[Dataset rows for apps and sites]
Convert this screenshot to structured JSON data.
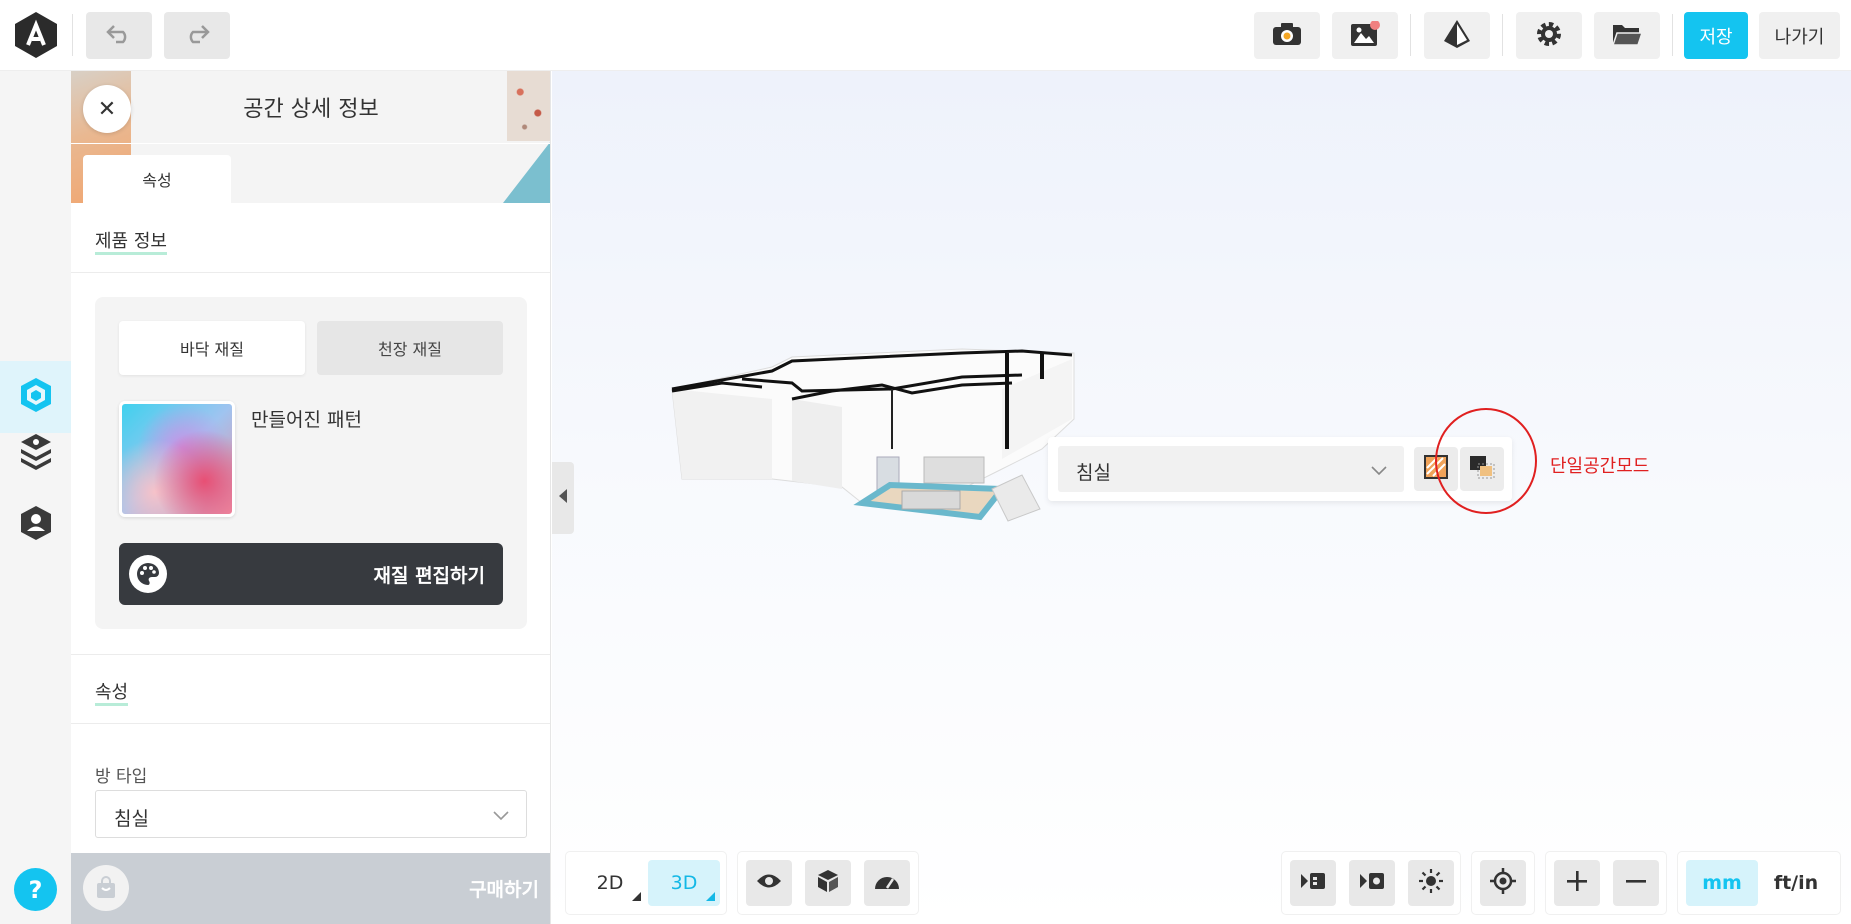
{
  "header": {
    "save_label": "저장",
    "exit_label": "나가기"
  },
  "panel": {
    "title": "공간 상세 정보",
    "tabs": [
      {
        "label": "속성"
      }
    ],
    "product_info_title": "제품 정보",
    "material": {
      "tabs": [
        {
          "label": "바닥 재질"
        },
        {
          "label": "천장 재질"
        }
      ],
      "swatch_name": "만들어진 패턴",
      "edit_label": "재질 편집하기"
    },
    "attributes_title": "속성",
    "room_type_label": "방 타입",
    "room_type_value": "침실",
    "buy_label": "구매하기"
  },
  "viewport": {
    "room_select_value": "침실",
    "annotation_label": "단일공간모드"
  },
  "bottom_toolbar": {
    "view_modes": [
      {
        "label": "2D"
      },
      {
        "label": "3D"
      }
    ],
    "units": [
      {
        "label": "mm"
      },
      {
        "label": "ft/in"
      }
    ],
    "active_view": "3D",
    "active_unit": "mm"
  },
  "colors": {
    "accent": "#14c4f0",
    "annotation": "#e02020",
    "dark_button": "#373a3f"
  }
}
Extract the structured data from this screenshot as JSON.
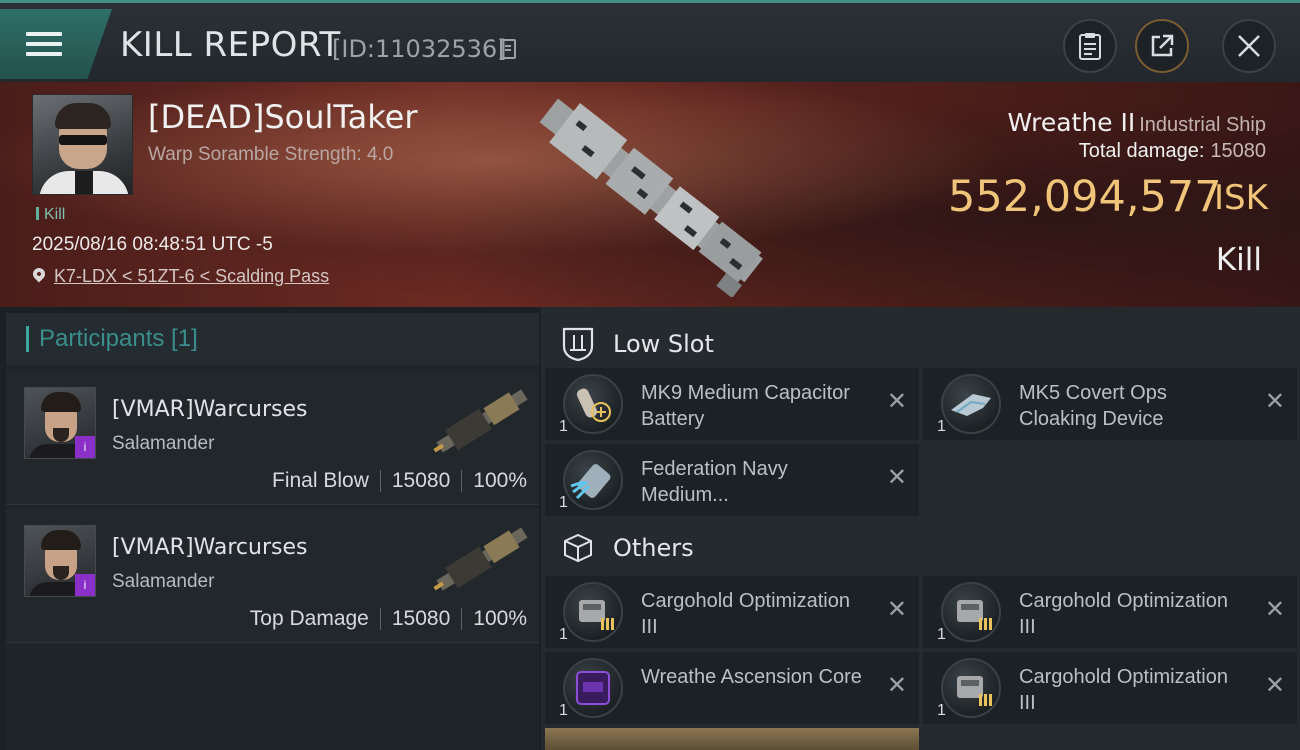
{
  "header": {
    "title": "KILL REPORT",
    "report_id": "[ID:11032536]",
    "icons": [
      "menu-icon",
      "copy-icon",
      "clipboard-icon",
      "share-icon",
      "close-icon"
    ]
  },
  "victim": {
    "name": "[DEAD]SoulTaker",
    "subtitle": "Warp Soramble Strength: 4.0",
    "tag": "Kill",
    "datetime": "2025/08/16 08:48:51 UTC -5",
    "location": "K7-LDX < 51ZT-6 < Scalding Pass"
  },
  "ship": {
    "name": "Wreathe II",
    "class": "Industrial Ship",
    "total_damage_label": "Total damage:",
    "total_damage": "15080",
    "isk_value": "552,094,577",
    "isk_unit": "ISK",
    "result": "Kill"
  },
  "participants": {
    "label": "Participants [1]",
    "items": [
      {
        "name": "[VMAR]Warcurses",
        "ship": "Salamander",
        "role": "Final Blow",
        "damage": "15080",
        "percent": "100%"
      },
      {
        "name": "[VMAR]Warcurses",
        "ship": "Salamander",
        "role": "Top Damage",
        "damage": "15080",
        "percent": "100%"
      }
    ]
  },
  "low_slot": {
    "label": "Low Slot",
    "items": [
      {
        "name": "MK9 Medium Capacitor Battery",
        "qty": "1"
      },
      {
        "name": "MK5 Covert Ops Cloaking Device",
        "qty": "1"
      },
      {
        "name": "Federation Navy Medium...",
        "qty": "1"
      }
    ]
  },
  "others": {
    "label": "Others",
    "items": [
      {
        "name": "Cargohold Optimization III",
        "qty": "1"
      },
      {
        "name": "Cargohold Optimization III",
        "qty": "1"
      },
      {
        "name": "Wreathe Ascension Core",
        "qty": "1"
      },
      {
        "name": "Cargohold Optimization III",
        "qty": "1"
      }
    ]
  },
  "remove_glyph": "✕",
  "colors": {
    "accent": "#3fa6a0",
    "isk": "#f0c479",
    "hero": "#6b2a22"
  }
}
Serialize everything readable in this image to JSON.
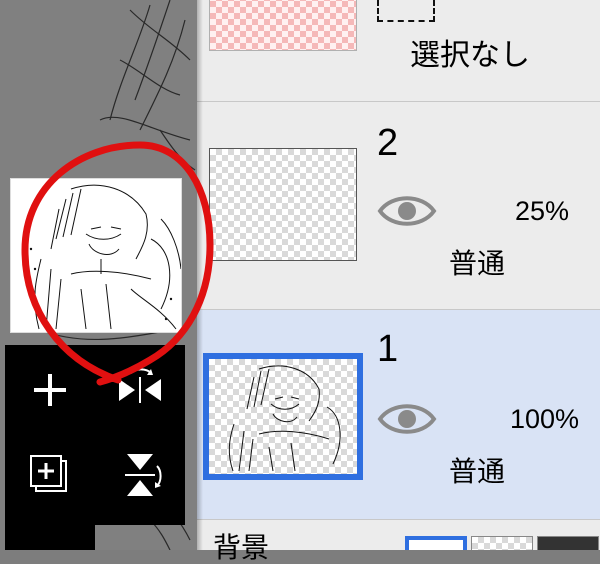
{
  "layers": [
    {
      "name": "2",
      "opacity": "25%",
      "blend": "普通",
      "visible": true,
      "selected": false
    },
    {
      "name": "1",
      "opacity": "100%",
      "blend": "普通",
      "visible": true,
      "selected": true
    }
  ],
  "selection_layer": {
    "label": "選択なし"
  },
  "background_row": {
    "label": "背景"
  },
  "colors": {
    "selection_border": "#2f6fe0",
    "selected_row_bg": "#d9e3f5",
    "annotation_red": "#e01010",
    "eye_icon": "#8a8a8a"
  },
  "toolbox": {
    "icons": [
      "add-layer-icon",
      "flip-horizontal-icon",
      "add-folder-icon",
      "flip-vertical-icon"
    ]
  }
}
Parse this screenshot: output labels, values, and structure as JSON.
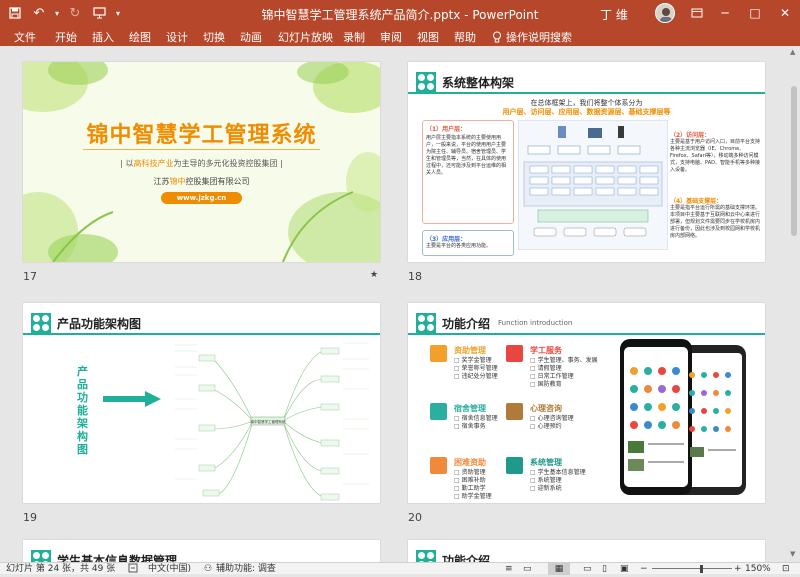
{
  "window": {
    "title": "锦中智慧学工管理系统产品简介.pptx  -  PowerPoint",
    "user": "丁 维",
    "quick_access": {
      "save": "save-icon",
      "undo": "undo-icon",
      "redo": "redo-icon",
      "present": "present-icon"
    }
  },
  "ribbon": {
    "tabs": [
      "文件",
      "开始",
      "插入",
      "绘图",
      "设计",
      "切换",
      "动画",
      "幻灯片放映",
      "录制",
      "审阅",
      "视图",
      "帮助"
    ],
    "search": "操作说明搜索"
  },
  "slides": {
    "s17": {
      "number": "17",
      "title": "锦中智慧学工管理系统",
      "tagline_pre": "| 以",
      "tagline_hl": "高科技产业",
      "tagline_post": "为主导的多元化投资控股集团 |",
      "company_pre": "江苏",
      "company_hl": "锦中",
      "company_post": "控股集团有限公司",
      "url": "www.jzkg.cn",
      "star": "★"
    },
    "s18": {
      "number": "18",
      "title": "系统整体构架",
      "intro1": "在总体框架上，我们将整个体系分为",
      "intro2": "用户层、访问层、应用层、数据资源层、基础支撑层等",
      "user_layer_title": "（1）用户层：",
      "user_layer_text": "用户层主要指本系统的主要使用用户，一般来说，平台的使用用户主要为院主任、辅导员、宿舍管理员、学生和管理员等，当然，在具体的使用过程中，还可能涉及到平台运维的相关人员。",
      "app_layer_title": "（3）应用层：",
      "app_layer_text": "主要是平台的各类应用功能。",
      "access_layer_title": "（2）访问层：",
      "access_layer_text": "主要是基于用户访问入口，目前平台支持各种主流浏览器（IE、Chrome、Firefox、Safari等），移动端多种访问模式，支持电脑、PAD、智能手机等多种接入设备。",
      "base_layer_title": "（4）基础支撑层：",
      "base_layer_text": "主要是指平台运行所需的基础支撑环境。本项目中主要基于互联网和云中心来进行部署，但规划文件需要同步在学校机房内进行备份，因此也涉及到校园网和学校机房内部网络。"
    },
    "s19": {
      "number": "19",
      "title": "产品功能架构图",
      "side_text": "产品功能架构图",
      "center_node": "锦中智慧学工管理系统"
    },
    "s20": {
      "number": "20",
      "title": "功能介绍",
      "subtitle": "Function introduction",
      "modules": [
        {
          "name": "资助管理",
          "items": [
            "奖学金管理",
            "荣誉称号管理",
            "违纪处分管理"
          ],
          "color": "#f2a02a",
          "icon": "wallet-icon"
        },
        {
          "name": "学工服务",
          "items": [
            "学生管理、事务、发展",
            "请假管理",
            "日常工作管理",
            "国防教育"
          ],
          "color": "#e8473f",
          "icon": "megaphone-icon"
        },
        {
          "name": "宿舍管理",
          "items": [
            "宿舍信息管理",
            "宿舍事务"
          ],
          "color": "#2bb0a0",
          "icon": "bed-icon"
        },
        {
          "name": "心理咨询",
          "items": [
            "心理咨询管理",
            "心理预约"
          ],
          "color": "#b07a3a",
          "icon": "person-icon"
        },
        {
          "name": "困难资助",
          "items": [
            "资助管理",
            "困难补助",
            "勤工助学",
            "助学金管理"
          ],
          "color": "#f08a3a",
          "icon": "calendar-icon"
        },
        {
          "name": "系统管理",
          "items": [
            "学生基本信息管理",
            "系统管理",
            "迎新系统"
          ],
          "color": "#1f9a8a",
          "icon": "grid-icon"
        }
      ]
    },
    "s21": {
      "title": "学生基本信息数据管理"
    },
    "s22": {
      "title": "功能介绍"
    }
  },
  "status": {
    "slide_info": "幻灯片 第 24 张，共 49 张",
    "language": "中文(中国)",
    "accessibility": "辅助功能: 调查",
    "zoom": "150%"
  },
  "colors": {
    "accent": "#b7472a",
    "teal": "#20b09a",
    "orange": "#f08c00"
  }
}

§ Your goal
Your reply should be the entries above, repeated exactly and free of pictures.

§ Answer to the exercise
Convert this screenshot to structured JSON data.
{
  "header": {
    "save_label": "저장",
    "exit_label": "나가기"
  },
  "panel": {
    "title": "공간 상세 정보",
    "tabs": [
      {
        "label": "속성"
      }
    ],
    "product_info_title": "제품 정보",
    "material": {
      "tabs": [
        {
          "label": "바닥 재질"
        },
        {
          "label": "천장 재질"
        }
      ],
      "swatch_name": "만들어진 패턴",
      "edit_label": "재질 편집하기"
    },
    "attributes_title": "속성",
    "room_type_label": "방 타입",
    "room_type_value": "침실",
    "buy_label": "구매하기"
  },
  "viewport": {
    "room_select_value": "침실",
    "annotation_label": "단일공간모드"
  },
  "bottom_toolbar": {
    "view_modes": [
      {
        "label": "2D"
      },
      {
        "label": "3D"
      }
    ],
    "units": [
      {
        "label": "mm"
      },
      {
        "label": "ft/in"
      }
    ],
    "active_view": "3D",
    "active_unit": "mm"
  },
  "colors": {
    "accent": "#14c4f0",
    "annotation": "#e02020",
    "dark_button": "#373a3f"
  }
}
Extract the structured data from this screenshot as JSON.
{
  "header": {
    "title": "KILL REPORT",
    "report_id": "[ID:11032536]",
    "icons": [
      "menu-icon",
      "copy-icon",
      "clipboard-icon",
      "share-icon",
      "close-icon"
    ]
  },
  "victim": {
    "name": "[DEAD]SoulTaker",
    "subtitle": "Warp Soramble Strength: 4.0",
    "tag": "Kill",
    "datetime": "2025/08/16 08:48:51 UTC -5",
    "location": "K7-LDX < 51ZT-6 < Scalding Pass"
  },
  "ship": {
    "name": "Wreathe II",
    "class": "Industrial Ship",
    "total_damage_label": "Total damage:",
    "total_damage": "15080",
    "isk_value": "552,094,577",
    "isk_unit": "ISK",
    "result": "Kill"
  },
  "participants": {
    "label": "Participants [1]",
    "items": [
      {
        "name": "[VMAR]Warcurses",
        "ship": "Salamander",
        "role": "Final Blow",
        "damage": "15080",
        "percent": "100%"
      },
      {
        "name": "[VMAR]Warcurses",
        "ship": "Salamander",
        "role": "Top Damage",
        "damage": "15080",
        "percent": "100%"
      }
    ]
  },
  "low_slot": {
    "label": "Low Slot",
    "items": [
      {
        "name": "MK9 Medium Capacitor Battery",
        "qty": "1"
      },
      {
        "name": "MK5 Covert Ops Cloaking Device",
        "qty": "1"
      },
      {
        "name": "Federation Navy Medium...",
        "qty": "1"
      }
    ]
  },
  "others": {
    "label": "Others",
    "items": [
      {
        "name": "Cargohold Optimization III",
        "qty": "1"
      },
      {
        "name": "Cargohold Optimization III",
        "qty": "1"
      },
      {
        "name": "Wreathe Ascension Core",
        "qty": "1"
      },
      {
        "name": "Cargohold Optimization III",
        "qty": "1"
      }
    ]
  },
  "remove_glyph": "✕",
  "colors": {
    "accent": "#3fa6a0",
    "isk": "#f0c479",
    "hero": "#6b2a22"
  }
}
Serialize everything readable in this image to JSON.
{
  "layers": [
    {
      "name": "2",
      "opacity": "25%",
      "blend": "普通",
      "visible": true,
      "selected": false
    },
    {
      "name": "1",
      "opacity": "100%",
      "blend": "普通",
      "visible": true,
      "selected": true
    }
  ],
  "selection_layer": {
    "label": "選択なし"
  },
  "background_row": {
    "label": "背景"
  },
  "colors": {
    "selection_border": "#2f6fe0",
    "selected_row_bg": "#d9e3f5",
    "annotation_red": "#e01010",
    "eye_icon": "#8a8a8a"
  },
  "toolbox": {
    "icons": [
      "add-layer-icon",
      "flip-horizontal-icon",
      "add-folder-icon",
      "flip-vertical-icon"
    ]
  }
}
Parse this screenshot: output labels, values, and structure as JSON.
{
  "window": {
    "title": "锦中智慧学工管理系统产品简介.pptx  -  PowerPoint",
    "user": "丁 维",
    "quick_access": {
      "save": "save-icon",
      "undo": "undo-icon",
      "redo": "redo-icon",
      "present": "present-icon"
    }
  },
  "ribbon": {
    "tabs": [
      "文件",
      "开始",
      "插入",
      "绘图",
      "设计",
      "切换",
      "动画",
      "幻灯片放映",
      "录制",
      "审阅",
      "视图",
      "帮助"
    ],
    "search": "操作说明搜索"
  },
  "slides": {
    "s17": {
      "number": "17",
      "title": "锦中智慧学工管理系统",
      "tagline_pre": "| 以",
      "tagline_hl": "高科技产业",
      "tagline_post": "为主导的多元化投资控股集团 |",
      "company_pre": "江苏",
      "company_hl": "锦中",
      "company_post": "控股集团有限公司",
      "url": "www.jzkg.cn",
      "star": "★"
    },
    "s18": {
      "number": "18",
      "title": "系统整体构架",
      "intro1": "在总体框架上，我们将整个体系分为",
      "intro2": "用户层、访问层、应用层、数据资源层、基础支撑层等",
      "user_layer_title": "（1）用户层：",
      "user_layer_text": "用户层主要指本系统的主要使用用户，一般来说，平台的使用用户主要为院主任、辅导员、宿舍管理员、学生和管理员等，当然，在具体的使用过程中，还可能涉及到平台运维的相关人员。",
      "app_layer_title": "（3）应用层：",
      "app_layer_text": "主要是平台的各类应用功能。",
      "access_layer_title": "（2）访问层：",
      "access_layer_text": "主要是基于用户访问入口，目前平台支持各种主流浏览器（IE、Chrome、Firefox、Safari等），移动端多种访问模式，支持电脑、PAD、智能手机等多种接入设备。",
      "base_layer_title": "（4）基础支撑层：",
      "base_layer_text": "主要是指平台运行所需的基础支撑环境。本项目中主要基于互联网和云中心来进行部署，但规划文件需要同步在学校机房内进行备份，因此也涉及到校园网和学校机房内部网络。"
    },
    "s19": {
      "number": "19",
      "title": "产品功能架构图",
      "side_text": "产品功能架构图",
      "center_node": "锦中智慧学工管理系统"
    },
    "s20": {
      "number": "20",
      "title": "功能介绍",
      "subtitle": "Function introduction",
      "modules": [
        {
          "name": "资助管理",
          "items": [
            "奖学金管理",
            "荣誉称号管理",
            "违纪处分管理"
          ],
          "color": "#f2a02a",
          "icon": "wallet-icon"
        },
        {
          "name": "学工服务",
          "items": [
            "学生管理、事务、发展",
            "请假管理",
            "日常工作管理",
            "国防教育"
          ],
          "color": "#e8473f",
          "icon": "megaphone-icon"
        },
        {
          "name": "宿舍管理",
          "items": [
            "宿舍信息管理",
            "宿舍事务"
          ],
          "color": "#2bb0a0",
          "icon": "bed-icon"
        },
        {
          "name": "心理咨询",
          "items": [
            "心理咨询管理",
            "心理预约"
          ],
          "color": "#b07a3a",
          "icon": "person-icon"
        },
        {
          "name": "困难资助",
          "items": [
            "资助管理",
            "困难补助",
            "勤工助学",
            "助学金管理"
          ],
          "color": "#f08a3a",
          "icon": "calendar-icon"
        },
        {
          "name": "系统管理",
          "items": [
            "学生基本信息管理",
            "系统管理",
            "迎新系统"
          ],
          "color": "#1f9a8a",
          "icon": "grid-icon"
        }
      ]
    },
    "s21": {
      "title": "学生基本信息数据管理"
    },
    "s22": {
      "title": "功能介绍"
    }
  },
  "status": {
    "slide_info": "幻灯片 第 24 张，共 49 张",
    "language": "中文(中国)",
    "accessibility": "辅助功能: 调查",
    "zoom": "150%"
  },
  "colors": {
    "accent": "#b7472a",
    "teal": "#20b09a",
    "orange": "#f08c00"
  }
}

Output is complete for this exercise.